- Becoming easily agitated and struggling to recall key information because you are stressed. This may also manifest itself as an exaggerated stress response at the sound of work notifications and the like.
- Suffering multiple minor (usually) health conditions at random, often including random muscle pain and insomnia.
- Feeling overwhelmed most or all of the time. If you are unable to keep up with your work or your output becomes substantially poorer despite long hours, this may be a sign of burnout.
Steps To Prevent Zoom Burnout
Preventing burnout is a key part of learning to be more resilient at work.
1. Time Management
Proper time management will help you prevent Zoom burnout.
You need to plan your time and give yourself adequate breaks between Zoom calls, as well as limiting their overall length in a day.
Different people have different tolerances for video calls, and so you will need to figure out your threshold and then manage your time accordingly.
2. Time Away From Work
Unplugging properly from work will allow you to recharge your batteries.
The danger with WFT is that work and home life blend together. You never fully switch off from work and relax.
If you struggle with this, a good tip is making a list of the tasks you want to get done during a day.
Once you have completed those tasks, you then give yourself permission to unplug from work fully.
While you are away from work, it is always worth thinking about developing a gratitude practice. Gratitude offers a wide variety of benefits and will help you make the most of your time away from work.
3. Avoid multitasking (That Includes Calls!)
Human brains are not designed to multitask – see this article.
Your brain will works best if it concentrates on one thing at a time.
This includes video calls. One way to make video calls both more stressful and also less effective is trying to multitask during them.
It can be tempting to just quickly check your emails or similar if someone is rambling during a call.
Avoid this as much as possible. Not only will the email be poor, but you’ll actually be loading more onto your brain.
Multitasking will leave you more stressed, not less. Although you may well feel stressed and under pressure, resilient people understand that multitasking is not a good strategy for dealing with stress. You can learn more about the difference between resilience and stress here!
4. Ask For or Prepare an Agenda
Not knowing how long a meeting will go on for, or what will be discussed, makes the meeting more stressful.
It will also make the meeting less productive as people will be unprepared.
If it is your meeting, prepare an agenda. If it isn’t your meeting, ask for an agenda to be prepared in advance.
Some people lack the self-confidence to do this. However, if you are to look after yourself and keep resilient you will need to develop the self-confidence to stand up for yourself, and this is a great way to start – with something relatively small.
Agendas mean you come to the meeting prepared and also allow you to gauge progress during a meeting.
5. Schedule Breaks & Time For Overruns
Over scheduling your day will only serve to make it more stressful.
Avoid loading more stress on yourself by organising back-to-back meetings without a clear break between them.

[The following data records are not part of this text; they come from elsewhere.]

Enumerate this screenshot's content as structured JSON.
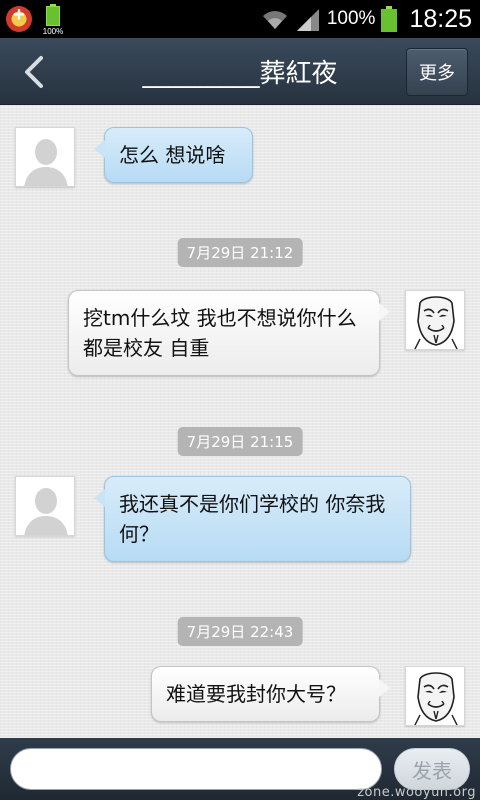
{
  "status_bar": {
    "mini_battery_percent": "100%",
    "battery_percent": "100%",
    "time": "18:25"
  },
  "header": {
    "title": "_________葬紅夜",
    "more_label": "更多"
  },
  "messages": [
    {
      "type": "incoming",
      "text": "怎么  想说啥"
    },
    {
      "type": "timestamp",
      "text": "7月29日 21:12"
    },
    {
      "type": "outgoing",
      "text": "挖tm什么坟 我也不想说你什么  都是校友 自重"
    },
    {
      "type": "timestamp",
      "text": "7月29日 21:15"
    },
    {
      "type": "incoming",
      "text": "我还真不是你们学校的  你奈我何？"
    },
    {
      "type": "timestamp",
      "text": "7月29日 22:43"
    },
    {
      "type": "outgoing",
      "text": "难道要我封你大号？"
    }
  ],
  "input": {
    "value": "",
    "send_label": "发表"
  },
  "watermark": "zone.wooyun.org",
  "colors": {
    "title_bar": "#2e3b4a",
    "incoming_bubble": "#c2e0f6",
    "outgoing_bubble": "#f4f4f4",
    "timestamp_bg": "#b4b4b4"
  }
}
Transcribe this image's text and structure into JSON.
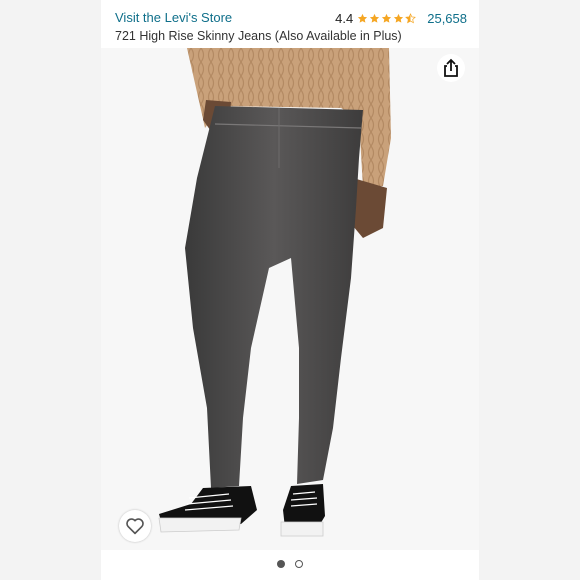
{
  "header": {
    "store_link": "Visit the Levi's Store",
    "rating_value": "4.4",
    "rating_stars": 4.4,
    "review_count": "25,658",
    "title": "721 High Rise Skinny Jeans (Also Available in Plus)"
  },
  "colors": {
    "link": "#0f6f8a",
    "star": "#f5a623",
    "denim": "#4a4949",
    "sweater": "#c9a17a"
  },
  "icons": {
    "share": "share-icon",
    "wishlist": "heart-icon"
  },
  "carousel": {
    "total": 2,
    "active_index": 0
  }
}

If you have back-to-back meetings and your meeting is running late, you’ll now have the additional stress of being in a difficult position.
You need to either apologise and leaving your current meeting early, or apologise to your next meeting for joining late.
For more on resilience, check out our resilience statistics here!
Working from home has been great, but brings new challenges and difficulties.
This makes it important that you learn new resilience and self-care routines to manage this new way of working.
Hopefully, the tips above will help you to avoid Zoom burnout.
Everyone has to find what works best for them in their situation, but we’d suggest try the tips above as a good place to start.
Looking for more on resilience – read our article on what resilience means here!